Lesions of the brain microvessels include white-matter hyperintensities and the much less common silent infarcts leading to loss of white-matter tissue. White-matter hyperintensities are common in the elderly, and are generally regarded as ‘normal’ (although a recent study suggested we should be less blasé about them — that ‘normal’ age-related cognitive decline reflects the presence of these small lesions). However, the degree of white-matter lesions is related to the severity of decline (including increasing the risk of Alzheimer’s), and those with hypertension or diabetes are more likely to have a high number of them.
A new study has investigated the theory that migraines might also lead to a higher number of white-matter hyperintensities. The ten-year French population study involved 780 older adults (65+; mean age 69). A fifth of the participants (21%) reported a history of severe headaches, of which 71% had migraines.

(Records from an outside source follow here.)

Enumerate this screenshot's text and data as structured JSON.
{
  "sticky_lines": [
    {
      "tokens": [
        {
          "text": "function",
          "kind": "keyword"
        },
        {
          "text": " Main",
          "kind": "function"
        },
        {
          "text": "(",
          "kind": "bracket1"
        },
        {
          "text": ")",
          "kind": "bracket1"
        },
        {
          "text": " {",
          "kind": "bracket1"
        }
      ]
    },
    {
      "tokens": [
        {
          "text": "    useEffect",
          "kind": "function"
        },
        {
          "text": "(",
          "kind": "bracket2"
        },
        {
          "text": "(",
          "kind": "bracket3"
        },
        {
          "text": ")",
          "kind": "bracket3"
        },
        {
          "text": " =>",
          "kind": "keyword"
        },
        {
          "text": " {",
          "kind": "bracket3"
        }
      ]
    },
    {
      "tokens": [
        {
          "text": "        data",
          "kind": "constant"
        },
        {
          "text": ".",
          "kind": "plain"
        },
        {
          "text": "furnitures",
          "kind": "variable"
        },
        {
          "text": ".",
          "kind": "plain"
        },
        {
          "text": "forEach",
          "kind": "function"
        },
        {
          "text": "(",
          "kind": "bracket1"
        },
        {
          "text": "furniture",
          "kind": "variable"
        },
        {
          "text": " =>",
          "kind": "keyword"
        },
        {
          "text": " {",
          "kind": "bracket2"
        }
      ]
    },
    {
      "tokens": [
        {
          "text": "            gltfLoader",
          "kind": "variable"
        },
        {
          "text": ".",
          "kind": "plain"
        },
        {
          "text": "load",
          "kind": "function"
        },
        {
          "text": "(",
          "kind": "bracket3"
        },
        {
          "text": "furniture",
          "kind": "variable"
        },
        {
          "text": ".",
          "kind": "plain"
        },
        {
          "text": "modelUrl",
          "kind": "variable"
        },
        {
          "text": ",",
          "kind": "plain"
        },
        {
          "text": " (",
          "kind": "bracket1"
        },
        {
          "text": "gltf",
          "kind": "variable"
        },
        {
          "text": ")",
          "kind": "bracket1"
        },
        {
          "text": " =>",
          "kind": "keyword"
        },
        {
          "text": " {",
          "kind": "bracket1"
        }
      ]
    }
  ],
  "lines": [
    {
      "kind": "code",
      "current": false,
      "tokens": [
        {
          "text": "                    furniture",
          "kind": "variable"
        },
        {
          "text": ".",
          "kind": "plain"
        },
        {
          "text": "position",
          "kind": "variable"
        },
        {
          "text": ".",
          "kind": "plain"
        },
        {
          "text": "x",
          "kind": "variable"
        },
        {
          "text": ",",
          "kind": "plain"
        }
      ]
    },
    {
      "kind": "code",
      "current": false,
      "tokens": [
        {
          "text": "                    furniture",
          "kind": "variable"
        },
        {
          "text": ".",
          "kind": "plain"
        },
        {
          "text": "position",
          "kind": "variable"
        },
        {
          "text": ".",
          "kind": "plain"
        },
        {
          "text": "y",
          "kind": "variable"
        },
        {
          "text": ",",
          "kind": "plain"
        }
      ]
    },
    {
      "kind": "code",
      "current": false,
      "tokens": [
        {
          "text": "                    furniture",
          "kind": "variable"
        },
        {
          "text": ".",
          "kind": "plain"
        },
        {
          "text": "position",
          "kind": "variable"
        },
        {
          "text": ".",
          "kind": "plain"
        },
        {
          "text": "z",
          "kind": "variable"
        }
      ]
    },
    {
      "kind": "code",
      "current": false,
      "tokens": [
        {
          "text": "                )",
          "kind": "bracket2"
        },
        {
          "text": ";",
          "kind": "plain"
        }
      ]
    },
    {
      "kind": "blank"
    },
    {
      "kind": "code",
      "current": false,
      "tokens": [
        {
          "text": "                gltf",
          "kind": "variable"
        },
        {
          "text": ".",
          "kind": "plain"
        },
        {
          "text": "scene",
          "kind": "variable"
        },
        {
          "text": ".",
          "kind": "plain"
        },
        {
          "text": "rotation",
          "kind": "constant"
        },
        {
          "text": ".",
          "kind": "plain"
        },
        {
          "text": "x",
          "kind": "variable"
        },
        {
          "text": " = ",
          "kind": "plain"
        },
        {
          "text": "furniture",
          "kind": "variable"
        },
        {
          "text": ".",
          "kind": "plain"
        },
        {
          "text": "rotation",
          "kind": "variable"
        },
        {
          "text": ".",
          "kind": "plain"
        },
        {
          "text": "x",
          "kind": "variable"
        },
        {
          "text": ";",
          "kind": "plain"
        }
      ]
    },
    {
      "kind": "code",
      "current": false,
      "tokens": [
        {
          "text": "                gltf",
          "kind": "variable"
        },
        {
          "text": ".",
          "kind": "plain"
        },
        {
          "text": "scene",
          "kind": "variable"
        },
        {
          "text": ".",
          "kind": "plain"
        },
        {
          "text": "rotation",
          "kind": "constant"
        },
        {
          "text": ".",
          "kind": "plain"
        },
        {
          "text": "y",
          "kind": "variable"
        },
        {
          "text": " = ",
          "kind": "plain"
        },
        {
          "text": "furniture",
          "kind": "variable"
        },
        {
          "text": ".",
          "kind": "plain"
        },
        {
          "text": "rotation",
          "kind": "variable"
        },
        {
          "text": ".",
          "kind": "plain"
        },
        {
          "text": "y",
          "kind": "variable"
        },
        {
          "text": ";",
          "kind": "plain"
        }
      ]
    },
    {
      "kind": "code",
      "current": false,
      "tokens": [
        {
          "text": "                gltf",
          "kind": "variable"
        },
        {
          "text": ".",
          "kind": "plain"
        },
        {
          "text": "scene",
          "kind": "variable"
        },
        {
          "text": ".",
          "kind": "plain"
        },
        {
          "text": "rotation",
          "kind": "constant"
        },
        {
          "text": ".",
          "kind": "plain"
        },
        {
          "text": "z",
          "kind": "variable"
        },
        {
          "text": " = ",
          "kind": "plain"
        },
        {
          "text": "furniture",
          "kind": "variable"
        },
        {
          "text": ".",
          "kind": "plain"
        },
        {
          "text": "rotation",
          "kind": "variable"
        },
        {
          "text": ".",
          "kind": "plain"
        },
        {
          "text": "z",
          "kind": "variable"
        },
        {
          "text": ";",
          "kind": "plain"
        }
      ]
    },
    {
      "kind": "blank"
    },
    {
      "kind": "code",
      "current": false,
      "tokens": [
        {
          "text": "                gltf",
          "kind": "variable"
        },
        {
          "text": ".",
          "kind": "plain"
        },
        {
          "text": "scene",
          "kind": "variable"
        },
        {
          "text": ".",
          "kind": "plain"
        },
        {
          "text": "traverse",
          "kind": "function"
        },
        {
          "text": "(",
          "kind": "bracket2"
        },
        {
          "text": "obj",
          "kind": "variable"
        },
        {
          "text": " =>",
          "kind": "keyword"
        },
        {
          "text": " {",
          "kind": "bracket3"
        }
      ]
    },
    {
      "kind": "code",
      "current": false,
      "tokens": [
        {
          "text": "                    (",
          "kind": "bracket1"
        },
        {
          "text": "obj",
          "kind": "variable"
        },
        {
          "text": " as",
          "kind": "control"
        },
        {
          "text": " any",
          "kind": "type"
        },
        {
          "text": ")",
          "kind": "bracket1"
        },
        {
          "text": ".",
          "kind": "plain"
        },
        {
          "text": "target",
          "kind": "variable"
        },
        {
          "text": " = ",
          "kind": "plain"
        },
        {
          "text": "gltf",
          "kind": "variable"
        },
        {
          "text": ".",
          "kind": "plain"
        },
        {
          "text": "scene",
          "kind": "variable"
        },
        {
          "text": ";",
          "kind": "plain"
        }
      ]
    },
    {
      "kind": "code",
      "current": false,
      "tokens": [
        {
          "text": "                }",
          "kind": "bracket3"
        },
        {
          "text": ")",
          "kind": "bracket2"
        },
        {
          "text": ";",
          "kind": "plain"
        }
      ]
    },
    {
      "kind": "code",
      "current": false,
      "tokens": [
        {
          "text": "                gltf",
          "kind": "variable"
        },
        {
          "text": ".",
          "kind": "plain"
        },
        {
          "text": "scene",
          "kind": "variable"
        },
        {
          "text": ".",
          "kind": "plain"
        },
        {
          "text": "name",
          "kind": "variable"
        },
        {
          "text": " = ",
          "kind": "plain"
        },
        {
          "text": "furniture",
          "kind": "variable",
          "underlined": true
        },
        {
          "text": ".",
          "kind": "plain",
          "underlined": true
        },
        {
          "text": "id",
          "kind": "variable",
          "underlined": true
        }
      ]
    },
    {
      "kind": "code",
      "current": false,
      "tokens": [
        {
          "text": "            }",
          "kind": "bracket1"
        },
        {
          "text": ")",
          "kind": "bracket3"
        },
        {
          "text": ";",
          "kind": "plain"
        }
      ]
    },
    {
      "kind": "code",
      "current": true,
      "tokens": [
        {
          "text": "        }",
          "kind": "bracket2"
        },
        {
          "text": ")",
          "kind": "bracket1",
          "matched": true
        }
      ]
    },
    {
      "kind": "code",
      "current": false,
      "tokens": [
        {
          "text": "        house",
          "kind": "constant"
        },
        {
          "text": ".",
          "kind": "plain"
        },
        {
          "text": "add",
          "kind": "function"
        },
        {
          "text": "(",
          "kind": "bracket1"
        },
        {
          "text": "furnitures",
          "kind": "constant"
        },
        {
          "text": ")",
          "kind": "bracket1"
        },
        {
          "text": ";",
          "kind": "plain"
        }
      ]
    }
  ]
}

Those with severe headaches were twice as likely to have a high quantity of white-matter hyperintensities as those without headaches. However, there was no difference in cognitive performance between the groups. Those who suffered from migraines with aura (2% of the total), also showed an increased number of silent cerebral infarcts — a finding consistent with other research showing that people suffering from migraine with aura have an increased risk of cerebral infarction (or strokes). But again, no cognitive decline was observed.
The researchers make much of their failure to find cognitive impairment, but I would note that, nevertheless, the increased number of brain lesions does suggest that, further down the track, there is likely to be an effect on cognitive performance. Still, headache sufferers can take comfort in the findings, which indicate the effect is not so great that it shows up in this decade-long study.
(2011). Headache, migraine, and structural brain lesions and function: population based Epidemiology of Vascular Ageing-MRI study.
BMJ. 342(jan18 2), c7357-c7357 - c7357-c7357.